= EXERCISE GOAL =
Go through the data line by line. Copy each one holding the string "JSON".

= EXERCISE DATA =
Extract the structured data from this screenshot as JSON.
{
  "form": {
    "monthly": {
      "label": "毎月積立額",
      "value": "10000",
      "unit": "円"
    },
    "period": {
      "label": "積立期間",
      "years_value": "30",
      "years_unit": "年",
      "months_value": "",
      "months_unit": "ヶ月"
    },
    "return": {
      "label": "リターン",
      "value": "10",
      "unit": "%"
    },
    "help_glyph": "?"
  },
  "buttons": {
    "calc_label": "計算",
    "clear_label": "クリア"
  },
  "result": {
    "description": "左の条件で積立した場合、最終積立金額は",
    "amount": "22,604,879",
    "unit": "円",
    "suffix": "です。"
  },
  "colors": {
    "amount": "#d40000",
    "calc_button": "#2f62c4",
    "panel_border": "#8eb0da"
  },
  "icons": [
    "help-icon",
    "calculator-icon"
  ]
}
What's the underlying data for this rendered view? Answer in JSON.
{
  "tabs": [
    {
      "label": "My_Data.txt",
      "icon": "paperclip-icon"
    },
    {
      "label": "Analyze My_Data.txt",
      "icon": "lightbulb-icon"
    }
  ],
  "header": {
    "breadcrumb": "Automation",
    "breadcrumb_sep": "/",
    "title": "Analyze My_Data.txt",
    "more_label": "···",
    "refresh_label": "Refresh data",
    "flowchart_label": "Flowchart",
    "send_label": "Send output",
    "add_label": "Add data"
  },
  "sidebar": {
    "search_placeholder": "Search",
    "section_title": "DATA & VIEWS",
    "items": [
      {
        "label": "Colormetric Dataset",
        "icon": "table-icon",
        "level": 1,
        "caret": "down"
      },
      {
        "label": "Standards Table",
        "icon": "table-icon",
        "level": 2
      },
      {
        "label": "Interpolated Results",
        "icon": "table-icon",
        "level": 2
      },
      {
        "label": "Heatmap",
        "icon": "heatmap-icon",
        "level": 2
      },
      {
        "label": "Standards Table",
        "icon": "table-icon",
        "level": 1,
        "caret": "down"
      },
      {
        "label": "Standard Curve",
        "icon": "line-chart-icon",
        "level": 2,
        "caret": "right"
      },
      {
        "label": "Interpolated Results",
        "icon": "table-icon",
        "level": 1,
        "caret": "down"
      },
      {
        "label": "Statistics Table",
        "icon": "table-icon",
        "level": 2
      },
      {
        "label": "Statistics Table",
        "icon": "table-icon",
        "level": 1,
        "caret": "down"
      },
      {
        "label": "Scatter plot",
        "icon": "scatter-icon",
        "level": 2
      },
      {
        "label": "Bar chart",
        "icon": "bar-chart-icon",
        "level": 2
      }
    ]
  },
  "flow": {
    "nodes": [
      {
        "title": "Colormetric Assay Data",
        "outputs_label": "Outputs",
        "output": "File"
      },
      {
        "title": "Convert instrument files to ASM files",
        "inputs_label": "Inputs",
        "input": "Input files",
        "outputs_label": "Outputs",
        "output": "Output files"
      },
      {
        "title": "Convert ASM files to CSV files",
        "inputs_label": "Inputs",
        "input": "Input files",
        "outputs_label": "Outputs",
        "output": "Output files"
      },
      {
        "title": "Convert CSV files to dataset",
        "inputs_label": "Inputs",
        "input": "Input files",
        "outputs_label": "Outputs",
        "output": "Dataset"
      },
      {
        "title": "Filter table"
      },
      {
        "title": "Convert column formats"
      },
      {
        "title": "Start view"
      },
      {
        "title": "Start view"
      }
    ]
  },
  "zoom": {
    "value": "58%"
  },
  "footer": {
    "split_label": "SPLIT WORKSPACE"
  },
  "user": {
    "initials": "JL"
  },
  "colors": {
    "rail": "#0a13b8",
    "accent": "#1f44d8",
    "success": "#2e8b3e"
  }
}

= SOLVED EXERCISE =
Extract the structured data from this screenshot as JSON.
What's the underlying data for this rendered view? Answer in JSON.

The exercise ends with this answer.